John Griffith Owen was born in Holyhead on Anglesey and, at the age of 17, moved to Settle to find work on the railway as a navvy. By November 1872, John had settled in to the town, performing for the Settle Temperance Lifeboat Crew Society. Incredibly, Settle folk raised enough money to build and launch six lifeboats between 1868 and 1912, saving 148 lives in all. Three boats were stationed in Anglesey, so John’s contribution was most apt.
On 18 February 1873, John was accidentally killed when the leg of a crane fell on him. He was just 18. His gravestone inscription includes a verse in Welsh, which translates as ‘Young John is now in his grave, John that is all ashes now,
But he’ll come back a second time A thousand times better’

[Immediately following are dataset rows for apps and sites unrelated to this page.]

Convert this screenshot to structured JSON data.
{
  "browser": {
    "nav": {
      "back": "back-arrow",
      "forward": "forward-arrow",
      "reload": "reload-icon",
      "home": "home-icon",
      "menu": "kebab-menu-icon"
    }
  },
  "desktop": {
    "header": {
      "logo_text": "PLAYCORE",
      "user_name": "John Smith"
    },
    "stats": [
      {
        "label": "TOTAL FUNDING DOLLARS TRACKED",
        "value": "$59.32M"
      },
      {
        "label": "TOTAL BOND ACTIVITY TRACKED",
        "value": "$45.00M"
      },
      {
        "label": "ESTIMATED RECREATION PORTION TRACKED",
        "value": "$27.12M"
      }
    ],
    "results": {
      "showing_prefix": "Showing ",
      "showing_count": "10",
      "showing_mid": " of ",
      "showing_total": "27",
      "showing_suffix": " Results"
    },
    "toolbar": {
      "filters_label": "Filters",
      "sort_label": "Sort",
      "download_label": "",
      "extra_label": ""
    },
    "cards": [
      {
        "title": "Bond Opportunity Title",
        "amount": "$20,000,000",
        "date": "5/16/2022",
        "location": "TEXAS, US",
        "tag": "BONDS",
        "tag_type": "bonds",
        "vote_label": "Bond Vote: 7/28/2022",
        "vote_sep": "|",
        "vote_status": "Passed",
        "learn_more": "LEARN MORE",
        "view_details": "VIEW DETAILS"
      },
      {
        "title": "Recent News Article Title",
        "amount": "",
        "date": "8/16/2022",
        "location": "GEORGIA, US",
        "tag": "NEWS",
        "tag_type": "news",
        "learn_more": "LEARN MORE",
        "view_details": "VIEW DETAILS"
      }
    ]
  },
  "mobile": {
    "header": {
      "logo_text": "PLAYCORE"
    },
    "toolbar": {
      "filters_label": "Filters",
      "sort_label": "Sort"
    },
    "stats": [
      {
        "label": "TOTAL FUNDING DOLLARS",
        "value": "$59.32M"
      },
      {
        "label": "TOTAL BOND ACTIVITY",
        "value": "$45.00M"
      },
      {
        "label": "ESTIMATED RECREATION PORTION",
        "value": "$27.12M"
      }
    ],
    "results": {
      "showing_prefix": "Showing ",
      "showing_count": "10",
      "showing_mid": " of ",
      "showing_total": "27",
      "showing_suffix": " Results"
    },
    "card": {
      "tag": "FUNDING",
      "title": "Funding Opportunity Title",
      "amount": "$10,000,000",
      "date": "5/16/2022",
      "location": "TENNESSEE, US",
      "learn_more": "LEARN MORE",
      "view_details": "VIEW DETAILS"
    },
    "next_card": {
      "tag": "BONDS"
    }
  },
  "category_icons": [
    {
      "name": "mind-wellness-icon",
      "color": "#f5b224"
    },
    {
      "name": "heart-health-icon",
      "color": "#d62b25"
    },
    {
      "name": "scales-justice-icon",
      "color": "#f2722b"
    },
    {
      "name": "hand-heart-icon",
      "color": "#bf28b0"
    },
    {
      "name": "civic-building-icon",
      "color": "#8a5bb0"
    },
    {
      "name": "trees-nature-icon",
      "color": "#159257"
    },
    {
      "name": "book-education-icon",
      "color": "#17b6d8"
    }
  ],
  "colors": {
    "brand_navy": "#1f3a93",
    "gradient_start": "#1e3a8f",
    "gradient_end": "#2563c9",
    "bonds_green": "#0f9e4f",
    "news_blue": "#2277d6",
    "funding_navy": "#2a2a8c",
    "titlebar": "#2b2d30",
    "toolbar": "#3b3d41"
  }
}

Tom Twisleton, the local dialect poet, was captivated by John’s tragic story and wrote a poem of some 15 verses including: ‘But Hark! A strange sound is heard — The crane that o’erhangs them is broken; and the heavy jib falls ere a hand can be stirr’d, Or a sentence of warning be spoken.’